Photographers and writers
Recommended group size1-5
Recommended time / Minutes90-120
|Overview||Do-Feel-Act-Know The child develops through sensory exploration. "Photographers and writers” trains the children’s curiosity and observation skills. Moved by curiosity, a child observes, picks up, where appropriate, and gently touches the object to detect its most important features. During this activity, we will ask the children to perceive stimuli by observing natural objects, mainly through sight, sound and smell. Nature is the place of the infinitely small and the infinitely large. The activity aims to establish a connection with nature, which then becomes a reflection on the environment in general and raises awareness about the vulnerability of nature.|
|Learning objectives||1. Raise awareness about the variety of natural elements. 2. To be able to describe and distinguish natural elements through observation. 3. To stimulate curiosity and respect for nature.|
|Skills developed||● Cognitive skills: ability to observe ● Transversal skills: ability to work in a team ● Motor skills|
|Method||Teamwork, question and answer, group discussion, outdoor education|
|Materials||We need to build a frame with: Cardboard, scissors, markers and crayons to decorate it. In alternative.. ..build a frame with sticks from the garden and a string to tie them up. Furthermore, we need: sheets of paper or a notebook and a pen for transcribing observations.
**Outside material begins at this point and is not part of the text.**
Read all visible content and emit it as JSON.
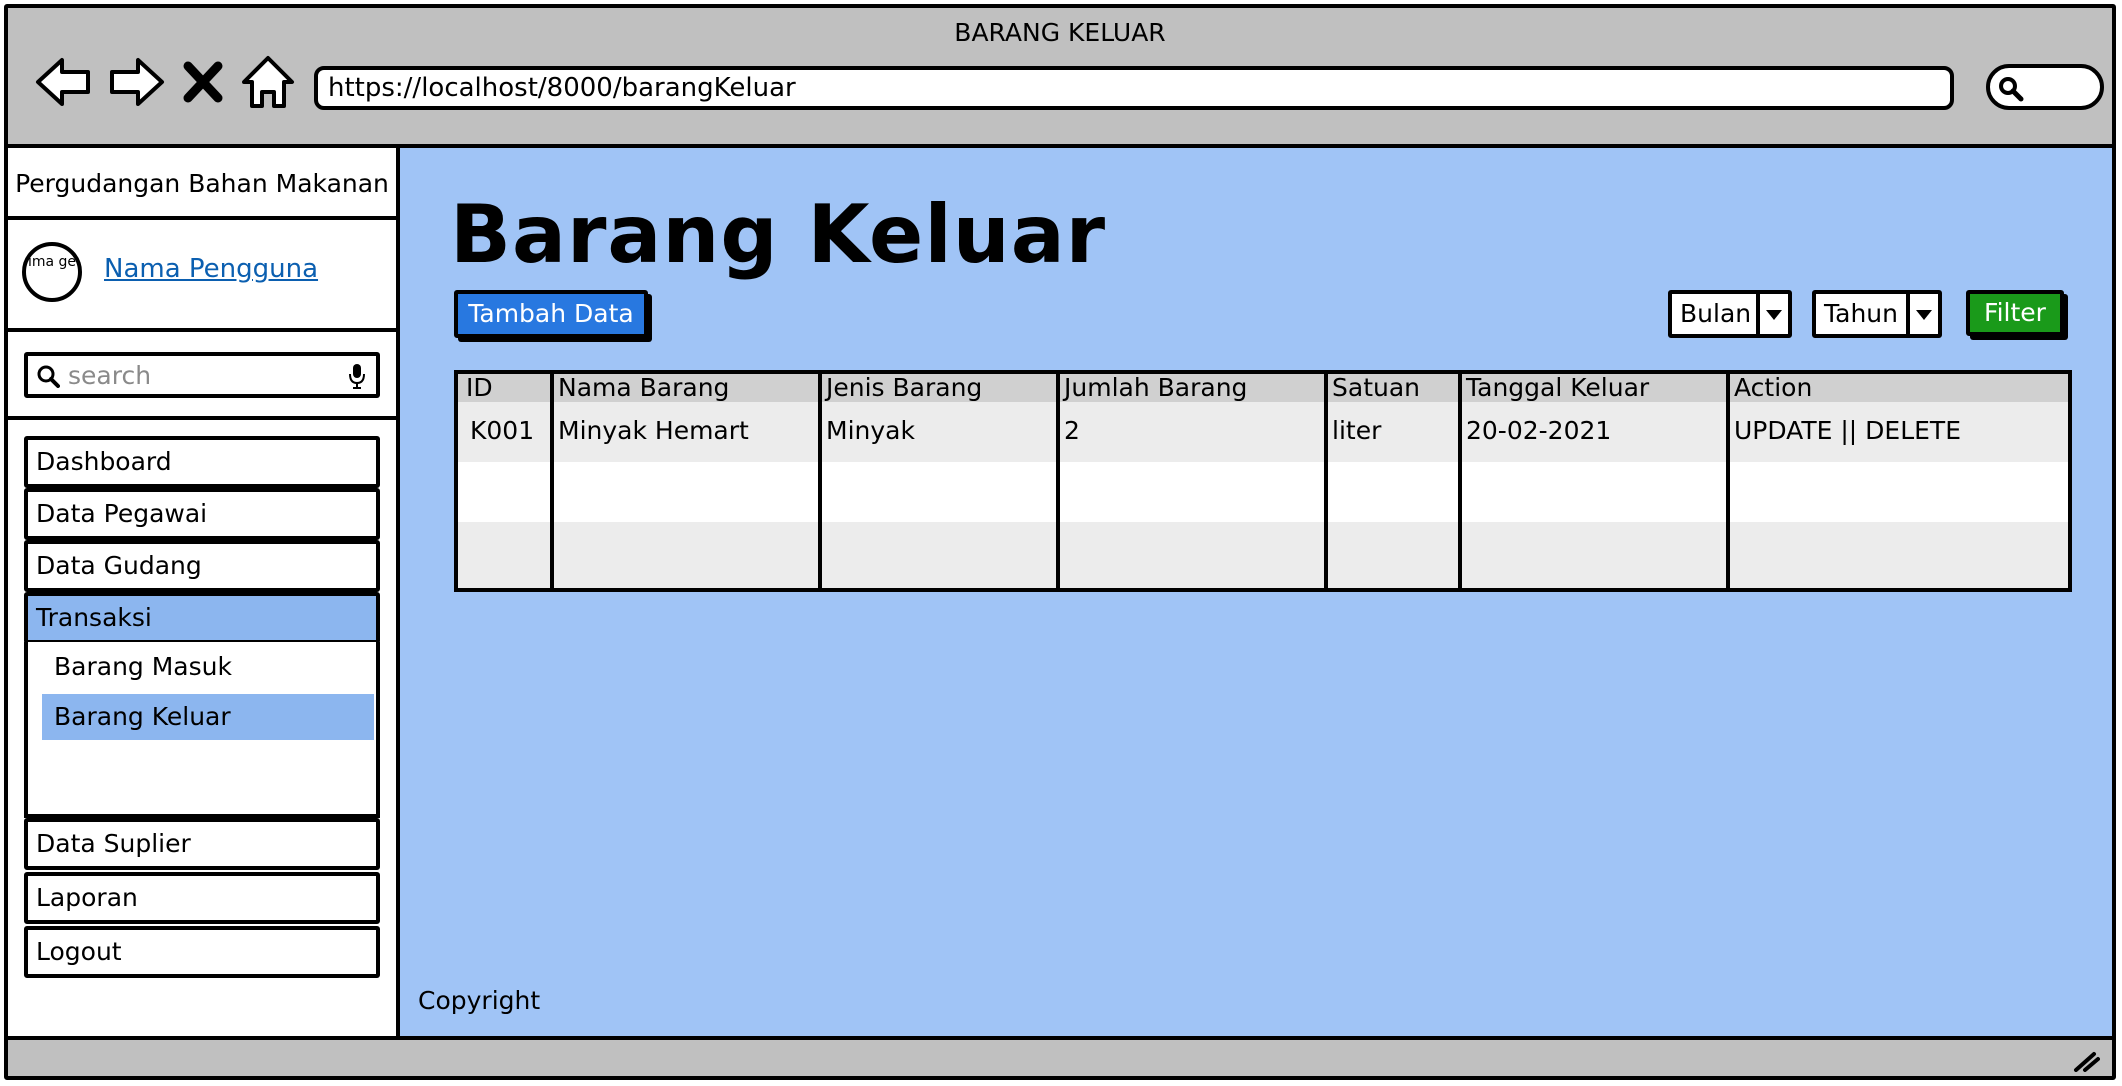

Paper, clipboards and crayons for drawing for 6 year-olds.|
● Each child builds their own frame, with the support of the facilitator, if necessary. Before going outside, the facilitator identifies a suitable area.
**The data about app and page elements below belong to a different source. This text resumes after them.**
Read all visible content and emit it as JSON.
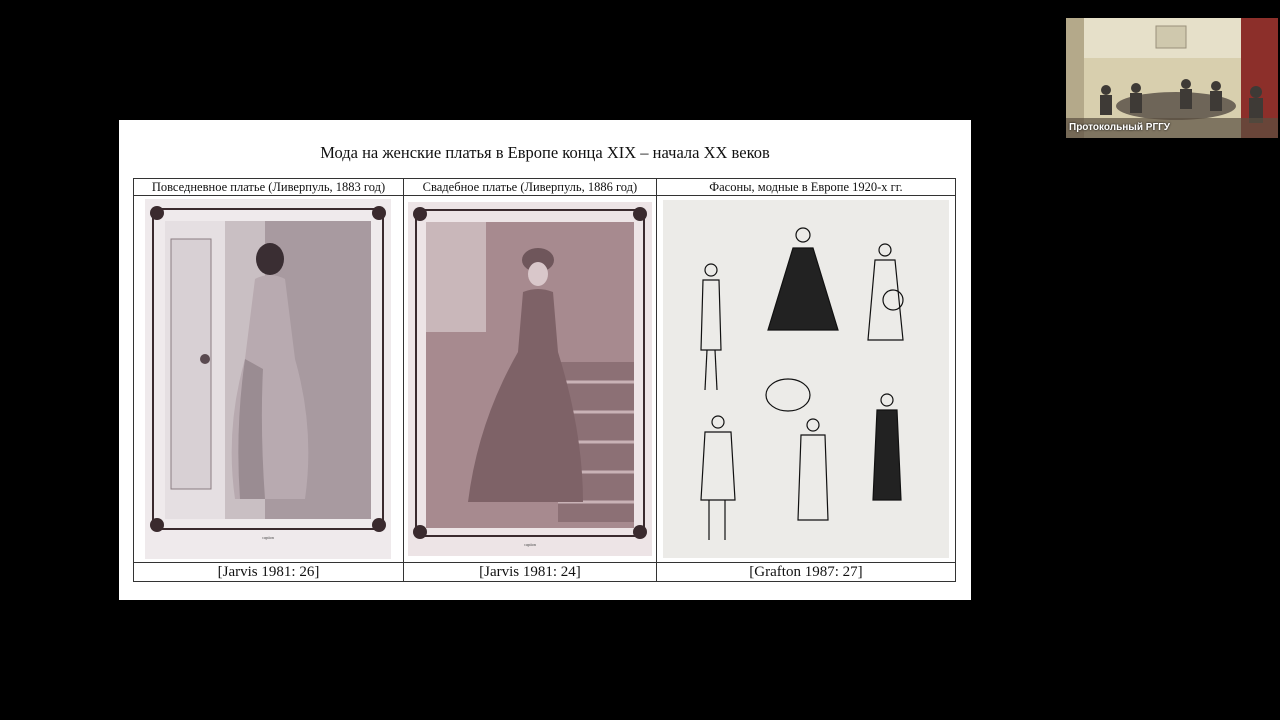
{
  "slide": {
    "title": "Мода на женские платья в Европе конца XIX – начала XX веков",
    "columns": [
      {
        "header": "Повседневное платье (Ливерпуль, 1883 год)",
        "source": "[Jarvis 1981: 26]",
        "image": "photo-woman-day-dress"
      },
      {
        "header": "Свадебное платье (Ливерпуль, 1886 год)",
        "source": "[Jarvis 1981: 24]",
        "image": "photo-woman-wedding-dress"
      },
      {
        "header": "Фасоны, модные в Европе 1920-х гг.",
        "source": "[Grafton 1987: 27]",
        "image": "fashion-sketches-1920s"
      }
    ]
  },
  "participant": {
    "name": "Протокольный РГГУ"
  },
  "colors": {
    "background": "#000000",
    "slide": "#ffffff",
    "photo_tone": "#b89a9e",
    "name_text": "#ffffff"
  }
}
● The facilitator forms groups of three and takes them outside. Every group selects a sit spot. A sit spot is a site where children can sit for about 20 minutes and make observations through their built frame.
● Children take turns one on being the 'photographer' and the other two on being the 'writers'. For younger age groups, use clipboards with paper and crayons or watercolours to make them record what they see.
● They will observe natural elements: plants, leaves, clouds, stones, the colour of the soil, twigs…
● Attached, you can find a table of questions that can already be transcribed on the sheets of paper to guide the observation for primary school children.
● After the outdoor activity, the groups return to the classroom. Each group tells what they observed by showing the drawing or by reading what they have written.
● The activity ends with a final discussion led by the facilitator. During the final discussion, the facilitator uses simple questions to stimulate reflection: What did you observe? What did you learn today? Do you think it is important to respect nature? Why? What behaviour do you adopt to respect nature?
|TipsAdditional materialsHow to apply online?What to do at home?||The activity can be repeated in the four seasons of the year to see the difference between the things observed. For example, have children observe a tree in summer, fall, winter, and spring. How did the tree change during the different seasons? Keep the material from all the seasons in order to make a final comparison. It can be collected in a booklet facilitators can share with parents.|